While most drivers know that car theft is a real risk, many aren’t aware of another vehicle-related crime that can affect their safety along with their auto insurance rates – the risk of having their air bags stolen or being victimized by air bag fraud.
“As more and more cars came equipped with air bags, we saw an increase in air bag theft,” says Kip Diggs, a spokesman for State Farm.
Although that increase has leveled off since the mid-1990s, Diggs says, it still costs insurance companies and their customers millions of dollars a year. While it's difficult to gauge the effect of a specific kind of theft on insurance premiums, air bag theft does put a dent in the optional comprehensive portion of your premium, which covers theft-related claims, Diggs says. Air bags are standard equipment on new vehicles.
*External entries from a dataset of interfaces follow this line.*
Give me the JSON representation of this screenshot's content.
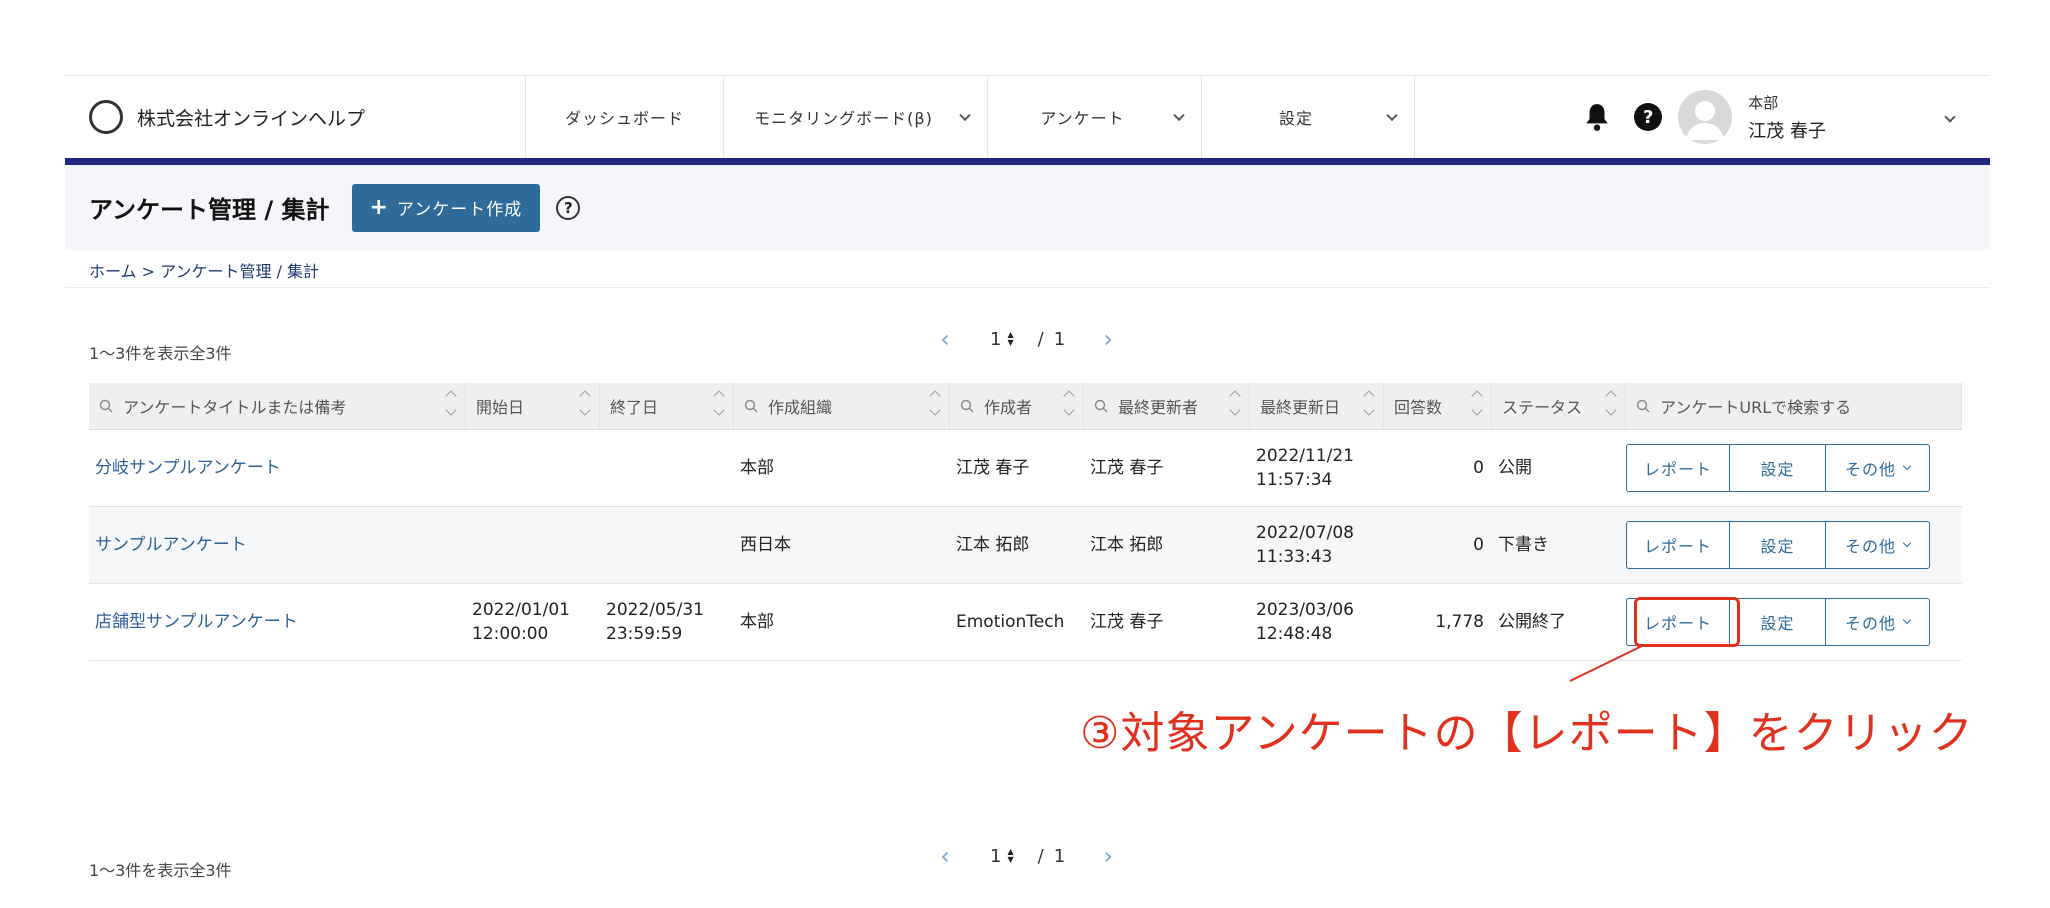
{
  "header": {
    "brand": "株式会社オンラインヘルプ",
    "nav": [
      {
        "label": "ダッシュボード",
        "dropdown": false
      },
      {
        "label": "モニタリングボード(β)",
        "dropdown": true
      },
      {
        "label": "アンケート",
        "dropdown": true
      },
      {
        "label": "設定",
        "dropdown": true
      }
    ],
    "user": {
      "org": "本部",
      "name": "江茂 春子"
    },
    "help_glyph": "?"
  },
  "titlebar": {
    "title": "アンケート管理 / 集計",
    "create_label": "アンケート作成",
    "help_glyph": "?"
  },
  "breadcrumb": "ホーム > アンケート管理 / 集計",
  "summary": {
    "count_text": "1〜3件を表示全3件",
    "page": "1",
    "page_sep": "/",
    "total_pages": "1"
  },
  "table": {
    "columns": [
      {
        "label": "アンケートタイトルまたは備考",
        "search": true
      },
      {
        "label": "開始日",
        "search": false
      },
      {
        "label": "終了日",
        "search": false
      },
      {
        "label": "作成組織",
        "search": true
      },
      {
        "label": "作成者",
        "search": true
      },
      {
        "label": "最終更新者",
        "search": true
      },
      {
        "label": "最終更新日",
        "search": false
      },
      {
        "label": "回答数",
        "search": false
      },
      {
        "label": "ステータス",
        "search": false
      },
      {
        "label": "アンケートURLで検索する",
        "search": true
      }
    ],
    "rows": [
      {
        "title": "分岐サンプルアンケート",
        "start": [
          "",
          ""
        ],
        "end": [
          "",
          ""
        ],
        "org": "本部",
        "creator": "江茂 春子",
        "updater": "江茂 春子",
        "updated": [
          "2022/11/21",
          "11:57:34"
        ],
        "responses": "0",
        "status": "公開"
      },
      {
        "title": "サンプルアンケート",
        "start": [
          "",
          ""
        ],
        "end": [
          "",
          ""
        ],
        "org": "西日本",
        "creator": "江本 拓郎",
        "updater": "江本 拓郎",
        "updated": [
          "2022/07/08",
          "11:33:43"
        ],
        "responses": "0",
        "status": "下書き"
      },
      {
        "title": "店舗型サンプルアンケート",
        "start": [
          "2022/01/01",
          "12:00:00"
        ],
        "end": [
          "2022/05/31",
          "23:59:59"
        ],
        "org": "本部",
        "creator": "EmotionTech",
        "updater": "江茂 春子",
        "updated": [
          "2023/03/06",
          "12:48:48"
        ],
        "responses": "1,778",
        "status": "公開終了"
      }
    ],
    "actions": {
      "report": "レポート",
      "settings": "設定",
      "other": "その他"
    }
  },
  "annotation": {
    "text": "③対象アンケートの【レポート】をクリック",
    "color": "#e0301e"
  },
  "colors": {
    "accent": "#2f6b9a",
    "nav_border": "#1f2781",
    "link": "#2c5f96"
  }
}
Typically, a rash of air bag thefts will occur at one time, says Frank Scafidi, a spokesman for the National Insurance Crime Bureau. “If there’s a concentration of vehicles, thieves will hit a place and maybe break into eight, nine, 10 or 15 vehicles,” Scafidi says.
Theft yields big payoff
The payoff for crooks can be high. A new air bag can cost about $1,000 from a car dealer, so a disreputable repair shop could buy a stolen air bag on the black market for between $50 and $200, charge the customer the market rate and pocket the difference, the National Insurance Crime Bureau says.
An estimate of how many air bags are stolen each year isn't available.
State Farm and other auto insurers have been working with automakers and air bag suppliers to come up with solutions to the problem of air bag theft.
“We have found ways to make air bags more difficult to steal -- for example, making the car itself harder to break into, and designing the air bag module so that it can be removed only with a special tool,” Diggs says.
Another way the problem has been dealt with has been to lower the cost of some air bags, “lessening the incentive to steal them,” Diggs says.
States crack down
While the theft of any car part is undesirable, air bag theft is particularly detrimental because of the safety risks it can pose to drivers. If an air bag is stolen and reinstalled improperly or doesn’t function like it's supposed to, a driver can be seriously injured or killed if the air bag doesn’t deploy properly in an accident.
To confront the issue of air bag fraud, the National Conference of Insurance Legislators in 2009 drafted language that state insurance regulators could use to create legislation targeting air bag fraud. This language suggested criminal penalties for fraudulently installing or reinstalling an air bag. It also recommended severe penalties for those who committed air bag fraud that led to the death or serious injury of a driver or passenger.
Rhode Island, which adopted legislation targeting air bag fraud in 2010, requires anyone who sells or installs a salvaged air bag to disclose that information, as well as maintain records of the air bag’s purchase -- giving consumers a paper trail showing that an air bag was purchased legitimately.
Even in states where there are no laws governing air bags, consumers who think they’ve been ripped off by air bag fraud can contact their state’s attorney general to file a complaint.
An ounce of prevention
To prevent air bag thefts, consumers should take the same precautions they’d take to avoid the theft of anything in their vehicles, Scafidi says. Among the suggestions:
• Keep your car locked when it's parked.
• Park in well-lit areas.
• Consider installing security devices such as alarms to deter thieves.
• Keep packages and other valuables out of sight so thieves have less of an incentive to break into your car.
If you’re having an air bag installed or buying a used car, the National Insurance Crime Bureau also recommends the following tips to avoid air bag fraud.
When having an air bag installed:
• Check the invoice to make sure the air bag actually was purchased from a manufacturer or dealer.
• Ask whether you can inspect the air bag before installation. Look for sealed packaging from the manufacturer.
When buying a used car:
• Make sure the cover over the steering column is the same color as the interior. If the colors are different, this could indicate the original air bag was replaced, because “when thieves try to rip them out of the dashboard, they’ll cut through the plastic,” Scafidi says.
• Be sure the indicator for the air bag system lights up on the instrument panel when you turn on the vehicle’s ignition, the bureau says. If the light doesn’t come on, there could be a problem with the system, meaning the air bags might not be activated in an accident.